GIVEN RECORDS:
□ □ □ □ □
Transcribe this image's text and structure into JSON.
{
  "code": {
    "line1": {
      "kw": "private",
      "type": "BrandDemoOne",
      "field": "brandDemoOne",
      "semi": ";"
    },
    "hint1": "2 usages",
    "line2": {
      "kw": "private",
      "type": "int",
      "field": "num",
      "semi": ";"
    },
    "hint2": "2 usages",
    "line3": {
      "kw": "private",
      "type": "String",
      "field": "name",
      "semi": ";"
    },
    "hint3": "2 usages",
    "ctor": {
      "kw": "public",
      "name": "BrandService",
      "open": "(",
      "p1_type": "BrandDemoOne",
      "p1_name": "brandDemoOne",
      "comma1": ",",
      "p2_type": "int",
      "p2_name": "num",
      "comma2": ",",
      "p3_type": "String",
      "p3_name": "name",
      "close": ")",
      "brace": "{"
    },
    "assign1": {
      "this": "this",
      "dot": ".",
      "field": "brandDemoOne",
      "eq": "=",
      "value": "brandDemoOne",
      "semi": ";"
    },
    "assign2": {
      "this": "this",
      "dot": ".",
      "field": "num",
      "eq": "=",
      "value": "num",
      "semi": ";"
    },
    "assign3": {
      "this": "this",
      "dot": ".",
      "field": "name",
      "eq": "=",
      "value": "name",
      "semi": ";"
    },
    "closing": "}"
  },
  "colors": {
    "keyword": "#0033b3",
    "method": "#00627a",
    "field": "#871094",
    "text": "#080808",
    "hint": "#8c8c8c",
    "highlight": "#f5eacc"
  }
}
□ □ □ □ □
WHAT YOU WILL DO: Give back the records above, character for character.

RESULT OF THIS TASK:
Transcribe this image's text and structure into JSON.
{
  "code": {
    "line1": {
      "kw": "private",
      "type": "BrandDemoOne",
      "field": "brandDemoOne",
      "semi": ";"
    },
    "hint1": "2 usages",
    "line2": {
      "kw": "private",
      "type": "int",
      "field": "num",
      "semi": ";"
    },
    "hint2": "2 usages",
    "line3": {
      "kw": "private",
      "type": "String",
      "field": "name",
      "semi": ";"
    },
    "hint3": "2 usages",
    "ctor": {
      "kw": "public",
      "name": "BrandService",
      "open": "(",
      "p1_type": "BrandDemoOne",
      "p1_name": "brandDemoOne",
      "comma1": ",",
      "p2_type": "int",
      "p2_name": "num",
      "comma2": ",",
      "p3_type": "String",
      "p3_name": "name",
      "close": ")",
      "brace": "{"
    },
    "assign1": {
      "this": "this",
      "dot": ".",
      "field": "brandDemoOne",
      "eq": "=",
      "value": "brandDemoOne",
      "semi": ";"
    },
    "assign2": {
      "this": "this",
      "dot": ".",
      "field": "num",
      "eq": "=",
      "value": "num",
      "semi": ";"
    },
    "assign3": {
      "this": "this",
      "dot": ".",
      "field": "name",
      "eq": "=",
      "value": "name",
      "semi": ";"
    },
    "closing": "}"
  },
  "colors": {
    "keyword": "#0033b3",
    "method": "#00627a",
    "field": "#871094",
    "text": "#080808",
    "hint": "#8c8c8c",
    "highlight": "#f5eacc"
  }
}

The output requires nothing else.